    • Pixel: initiate checkout - This metric tracks event where a customer enters the checkout flow prior to completing the checkout flow.

    • Pixel: add payment info - This metric tracks event where payment information is entered during the checkout flow.

    • Pixel: purchase - This metric tracks event where a purchase is made or checkout flow is completed.

      *To learn more about Pixel events, click here.

  • Total Conversions

The total number of conversions including all recorded conversion events. What events are counted as conversions can be customized, and whenever such events occur they are counted as a conversion.

  • CPA (​Cost Per Action)

Cost-per-Action refers to the cost of each desired conversion. This is computed by dividing the total number of conversions generated by the total advertising cost of the campaign.

  • CVR (Conversion Rate)

Conversion rate refers to the ratio of conversions to the number of visitors.
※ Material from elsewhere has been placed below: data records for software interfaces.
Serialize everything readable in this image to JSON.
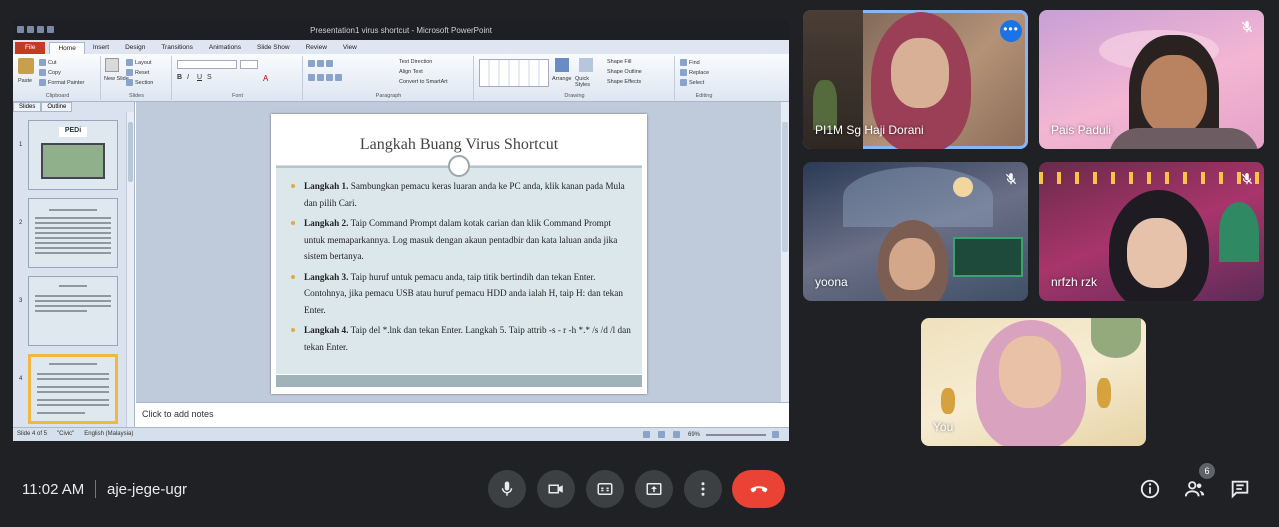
{
  "powerpoint": {
    "window_title": "Presentation1 virus shortcut - Microsoft PowerPoint",
    "tabs": [
      "File",
      "Home",
      "Insert",
      "Design",
      "Transitions",
      "Animations",
      "Slide Show",
      "Review",
      "View"
    ],
    "ribbon": {
      "clipboard": {
        "paste": "Paste",
        "cut": "Cut",
        "copy": "Copy",
        "format_painter": "Format Painter",
        "label": "Clipboard"
      },
      "slides": {
        "new_slide": "New Slide",
        "layout": "Layout",
        "reset": "Reset",
        "section": "Section",
        "label": "Slides"
      },
      "font": {
        "label": "Font"
      },
      "paragraph": {
        "text_direction": "Text Direction",
        "align_text": "Align Text",
        "convert": "Convert to SmartArt",
        "label": "Paragraph"
      },
      "drawing": {
        "arrange": "Arrange",
        "quick_styles": "Quick Styles",
        "shape_fill": "Shape Fill",
        "shape_outline": "Shape Outline",
        "shape_effects": "Shape Effects",
        "label": "Drawing"
      },
      "editing": {
        "find": "Find",
        "replace": "Replace",
        "select": "Select",
        "label": "Editing"
      }
    },
    "panel_tabs": [
      "Slides",
      "Outline"
    ],
    "thumbnails": [
      "1",
      "2",
      "3",
      "4"
    ],
    "thumb1_title": "PEDi",
    "slide": {
      "title": "Langkah Buang Virus Shortcut",
      "bullets": [
        {
          "bold": "Langkah 1.",
          "text": " Sambungkan pemacu keras luaran anda ke PC anda, klik kanan pada Mula dan pilih Cari."
        },
        {
          "bold": "Langkah 2.",
          "text": " Taip Command Prompt dalam kotak carian dan klik Command Prompt untuk memaparkannya. Log masuk dengan akaun pentadbir dan kata laluan anda jika sistem bertanya."
        },
        {
          "bold": "Langkah 3.",
          "text": " Taip huruf untuk pemacu anda, taip titik bertindih dan tekan Enter. Contohnya, jika pemacu USB atau huruf pemacu HDD anda ialah H, taip H: dan tekan Enter."
        },
        {
          "bold": "Langkah 4.",
          "text": " Taip del *.lnk dan tekan Enter. Langkah 5. Taip attrib -s - r -h *.* /s /d /l dan tekan Enter."
        }
      ]
    },
    "notes_placeholder": "Click to add notes",
    "status": {
      "slide": "Slide 4 of 5",
      "theme": "\"Civic\"",
      "language": "English (Malaysia)",
      "zoom": "69%"
    }
  },
  "participants": [
    {
      "name": "PI1M Sg Haji Dorani",
      "active": true
    },
    {
      "name": "Pais Paduli"
    },
    {
      "name": "yoona"
    },
    {
      "name": "nrfzh rzk"
    },
    {
      "name": "You"
    }
  ],
  "meeting": {
    "time": "11:02 AM",
    "code": "aje-jege-ugr",
    "participant_count": "6"
  },
  "controls": [
    "mic-icon",
    "camera-icon",
    "captions-icon",
    "present-icon",
    "more-vert-icon",
    "end-call-icon"
  ],
  "colors": {
    "end_call": "#ea4335",
    "active_speaker": "#8ab4f8",
    "background": "#202124"
  }
}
The higher the conversion rate, the more effective the online advertising campaign generally is. Conversely, if your conversion rate is low, your ad may be less competitive or you may need to account for alternative factors, such as product prices.

  • ROAS (Return On Ad Spend)

ROAS is a measure of the efficiency of your ad spend. ROAS is typically expressed as ratio or percentage - it is the ratio of total revenue generated by your ads compared to the aggregate advertising. This is a useful indicator to judge the effectiveness of your online campaigns in terms of sales - 1:1 implies that the campaign broke even while a ratio greater than 1:1 signifies positive return on ad spend. 

  • Bounce rate

This is single-page sessions divided by all sessions or the percentage of all sessions on your site in which users viewed only a single page and triggered only a single request made to the Analytics server.

Key Metrics for Reach Campaigns

  • Impressions

Your exposure is measured in terms of impressions, which are the number of times an ad is displayed on-screen to potential customers. 

  • Reach

While impressions are based on the number of times an ad is shown, reach is taken into account the number of users. For example, if an ad was shown to a user 3 times, it counts as 3 impressions and 1 reach.

  • Frequency

Frequency is the average number of times an ad is shown to an user. If the frequency is high, users may become tired of the ad in question, so it is generally recommended to change the creative when its frequency exceeds 3.5.

  • CPM (Cost per Thousand Impressions)

An indicator of the average cost of 1,000 impressions. This is the most commonly used cost method for reach campaigns.

Key Metrics for Video Campaigns

  • CPV (Cost Per View)

The average cost is paid when a user watches beyond the 30-second mark of an ad (or the full ad if the video ad is less than 30 seconds) or interacts with the video (whichever comes first).

  • Views

Views are the number of times users watched a given video.

  • View Rate

The hit rate is counted as the number of views or engagements from video ads divided by the number of ad impressions (video and thumbnail impressions).

  • Video played to 25%*

Shows how many times the video has been watched beyond 25% of its duration

  • Video played to 50%*

Shows the number of times a video has been watched beyond 50% of its duration.

  • Video played to 75%*

Shows how many times a video has been watched beyond 75% of its duration.

  • Video played to 100%*

Shows the number of times a video has been watched all the way to the end.


*Note: For the ‘Video Play Progress’ metric, only users who watched a given video all the way to the end are counted.  If a user engages with a video by clicking on a URL as shown, a companion banner, an extension, etc., a view will be added to the count.  If a user watches only 15 seconds of a 20-second video and then clicks on a displayed URL to go to a landing page, this is counted as a hit.  However, since the video in such a case was not played to the end, it does not count towards the ‘100% video playback’ count.